======== Extracted material

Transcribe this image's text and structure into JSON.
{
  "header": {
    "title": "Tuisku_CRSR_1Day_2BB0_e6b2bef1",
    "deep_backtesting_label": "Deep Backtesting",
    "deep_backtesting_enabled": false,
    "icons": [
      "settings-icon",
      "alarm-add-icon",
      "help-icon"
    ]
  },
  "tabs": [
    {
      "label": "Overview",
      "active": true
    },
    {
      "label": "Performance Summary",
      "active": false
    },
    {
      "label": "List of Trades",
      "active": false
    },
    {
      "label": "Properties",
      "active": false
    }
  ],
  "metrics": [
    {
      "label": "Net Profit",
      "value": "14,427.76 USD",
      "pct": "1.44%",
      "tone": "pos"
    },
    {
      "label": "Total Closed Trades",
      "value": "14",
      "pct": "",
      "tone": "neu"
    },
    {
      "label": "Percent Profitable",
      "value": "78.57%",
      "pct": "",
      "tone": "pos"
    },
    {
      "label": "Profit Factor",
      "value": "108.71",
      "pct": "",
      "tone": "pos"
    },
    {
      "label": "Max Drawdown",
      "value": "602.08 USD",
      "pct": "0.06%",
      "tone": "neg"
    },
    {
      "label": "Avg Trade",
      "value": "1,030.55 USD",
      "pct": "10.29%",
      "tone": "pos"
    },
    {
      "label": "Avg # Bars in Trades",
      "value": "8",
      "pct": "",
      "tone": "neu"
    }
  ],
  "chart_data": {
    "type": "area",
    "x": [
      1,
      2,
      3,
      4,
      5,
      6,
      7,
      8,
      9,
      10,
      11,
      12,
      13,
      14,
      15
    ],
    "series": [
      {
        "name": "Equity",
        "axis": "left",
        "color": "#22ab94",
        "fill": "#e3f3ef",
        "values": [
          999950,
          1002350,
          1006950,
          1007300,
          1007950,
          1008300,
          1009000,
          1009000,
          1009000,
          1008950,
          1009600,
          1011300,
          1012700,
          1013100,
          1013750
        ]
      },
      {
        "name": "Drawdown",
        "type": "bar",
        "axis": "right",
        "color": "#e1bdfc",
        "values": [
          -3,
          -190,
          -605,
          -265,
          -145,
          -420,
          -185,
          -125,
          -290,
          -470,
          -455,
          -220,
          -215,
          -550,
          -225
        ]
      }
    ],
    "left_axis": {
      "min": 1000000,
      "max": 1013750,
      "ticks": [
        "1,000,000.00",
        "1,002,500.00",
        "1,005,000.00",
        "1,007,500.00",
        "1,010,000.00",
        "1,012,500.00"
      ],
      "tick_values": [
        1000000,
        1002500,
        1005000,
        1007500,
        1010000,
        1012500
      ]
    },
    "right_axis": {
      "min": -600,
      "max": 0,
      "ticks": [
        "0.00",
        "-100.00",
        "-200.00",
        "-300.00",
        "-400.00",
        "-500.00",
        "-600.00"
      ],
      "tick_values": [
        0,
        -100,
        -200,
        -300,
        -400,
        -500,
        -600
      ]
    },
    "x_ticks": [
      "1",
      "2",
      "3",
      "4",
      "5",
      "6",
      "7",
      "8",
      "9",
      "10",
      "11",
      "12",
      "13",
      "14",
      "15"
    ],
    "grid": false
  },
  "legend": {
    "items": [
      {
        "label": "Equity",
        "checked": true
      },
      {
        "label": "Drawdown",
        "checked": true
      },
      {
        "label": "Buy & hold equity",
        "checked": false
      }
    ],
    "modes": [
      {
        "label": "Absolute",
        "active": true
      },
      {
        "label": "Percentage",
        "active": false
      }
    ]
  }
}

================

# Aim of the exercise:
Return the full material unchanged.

# Response to this task:
Transcribe this image's text and structure into JSON.
{
  "header": {
    "title": "Tuisku_CRSR_1Day_2BB0_e6b2bef1",
    "deep_backtesting_label": "Deep Backtesting",
    "deep_backtesting_enabled": false,
    "icons": [
      "settings-icon",
      "alarm-add-icon",
      "help-icon"
    ]
  },
  "tabs": [
    {
      "label": "Overview",
      "active": true
    },
    {
      "label": "Performance Summary",
      "active": false
    },
    {
      "label": "List of Trades",
      "active": false
    },
    {
      "label": "Properties",
      "active": false
    }
  ],
  "metrics": [
    {
      "label": "Net Profit",
      "value": "14,427.76 USD",
      "pct": "1.44%",
      "tone": "pos"
    },
    {
      "label": "Total Closed Trades",
      "value": "14",
      "pct": "",
      "tone": "neu"
    },
    {
      "label": "Percent Profitable",
      "value": "78.57%",
      "pct": "",
      "tone": "pos"
    },
    {
      "label": "Profit Factor",
      "value": "108.71",
      "pct": "",
      "tone": "pos"
    },
    {
      "label": "Max Drawdown",
      "value": "602.08 USD",
      "pct": "0.06%",
      "tone": "neg"
    },
    {
      "label": "Avg Trade",
      "value": "1,030.55 USD",
      "pct": "10.29%",
      "tone": "pos"
    },
    {
      "label": "Avg # Bars in Trades",
      "value": "8",
      "pct": "",
      "tone": "neu"
    }
  ],
  "chart_data": {
    "type": "area",
    "x": [
      1,
      2,
      3,
      4,
      5,
      6,
      7,
      8,
      9,
      10,
      11,
      12,
      13,
      14,
      15
    ],
    "series": [
      {
        "name": "Equity",
        "axis": "left",
        "color": "#22ab94",
        "fill": "#e3f3ef",
        "values": [
          999950,
          1002350,
          1006950,
          1007300,
          1007950,
          1008300,
          1009000,
          1009000,
          1009000,
          1008950,
          1009600,
          1011300,
          1012700,
          1013100,
          1013750
        ]
      },
      {
        "name": "Drawdown",
        "type": "bar",
        "axis": "right",
        "color": "#e1bdfc",
        "values": [
          -3,
          -190,
          -605,
          -265,
          -145,
          -420,
          -185,
          -125,
          -290,
          -470,
          -455,
          -220,
          -215,
          -550,
          -225
        ]
      }
    ],
    "left_axis": {
      "min": 1000000,
      "max": 1013750,
      "ticks": [
        "1,000,000.00",
        "1,002,500.00",
        "1,005,000.00",
        "1,007,500.00",
        "1,010,000.00",
        "1,012,500.00"
      ],
      "tick_values": [
        1000000,
        1002500,
        1005000,
        1007500,
        1010000,
        1012500
      ]
    },
    "right_axis": {
      "min": -600,
      "max": 0,
      "ticks": [
        "0.00",
        "-100.00",
        "-200.00",
        "-300.00",
        "-400.00",
        "-500.00",
        "-600.00"
      ],
      "tick_values": [
        0,
        -100,
        -200,
        -300,
        -400,
        -500,
        -600
      ]
    },
    "x_ticks": [
      "1",
      "2",
      "3",
      "4",
      "5",
      "6",
      "7",
      "8",
      "9",
      "10",
      "11",
      "12",
      "13",
      "14",
      "15"
    ],
    "grid": false
  },
  "legend": {
    "items": [
      {
        "label": "Equity",
        "checked": true
      },
      {
        "label": "Drawdown",
        "checked": true
      },
      {
        "label": "Buy & hold equity",
        "checked": false
      }
    ],
    "modes": [
      {
        "label": "Absolute",
        "active": true
      },
      {
        "label": "Percentage",
        "active": false
      }
    ]
  }
}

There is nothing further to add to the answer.